14. His obituary tells that he was invalided home but subsequently proceeded to India with a reserve battalion of the Gordon Highlanders. It records that “the rigours of the Western Front undermined his constitution.” He died at the age of thirty. Not regarded as a casualty of the war?

Prestonkirk Roll of Honour1914-1916 ( Serving their Country)


Supplementary Roll of Honour 1914-1918



East Linton and World War I

This Memorial stone to Lt Frederick Arthur Cash of the RNAS was erected by his parents ,Robert Cooper Cash and Ellen Cash from Hamilton Ontario in Canada. He died on 24th July 1918 and was their only son. He was a member of the Royal College of Dental Surgeons from 1917-1918. He joined the Royal Naval Air Service in Ottawa in January 1918. After completing his training in June, he began his service in the Firth of Forth where he was attached to the Grand Fleet.

The Canadian Roll of service says that one month later when he was flying alone, his machine was seen from a distance to come down in a spinning dive. He was found dead by his rescuers.

He is listed in U K records as a serving office in the Royal Air Force. There is no entry in the index for the Haddingtonshire Courier for that year. As a result of publicity on the web, it is now known that he was flying a Sopwith Pup of the Grand Fleet School of Aerial Gunnery when it entered a spin at 2000 feet and failed to recover. It crashed at Crow Wood near Markle . He was killed instantly in the crash. He was also remembered on the evening of the 3rd August this year at a service “At the going down of the Sun “ when wreaths were laid at the listed Commonwealth War Graves for Prestonkirk Graveyard.


Report on the grave of Sergeant William Myles. 8th Battalion, Royal Scots.

The cemetery of St Sever in Rouen contains 11,436 graves of officers and soldiers from the Commonwealth who died in the First World War. At its entrance is this magnificent Cedar of Lebanon. Sgt Myles was a forester in 1911. A separate section contains an area devoted to French war graves.

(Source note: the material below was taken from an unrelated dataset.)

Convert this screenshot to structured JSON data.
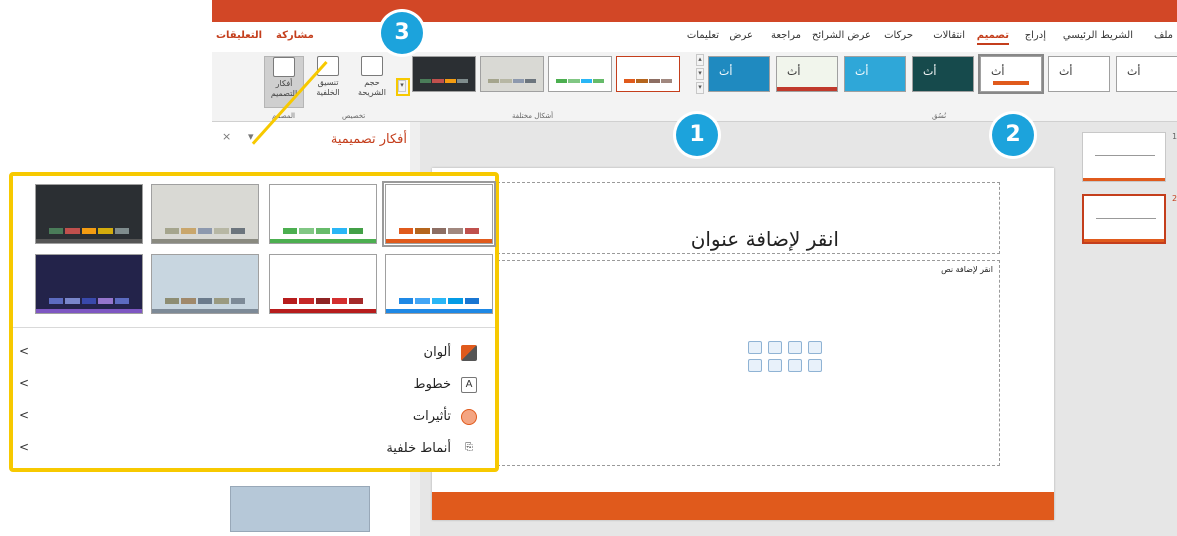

A visit was made to the cemetery on the 25th September 2014 when a single rose was laid in his memory. Photographs are available.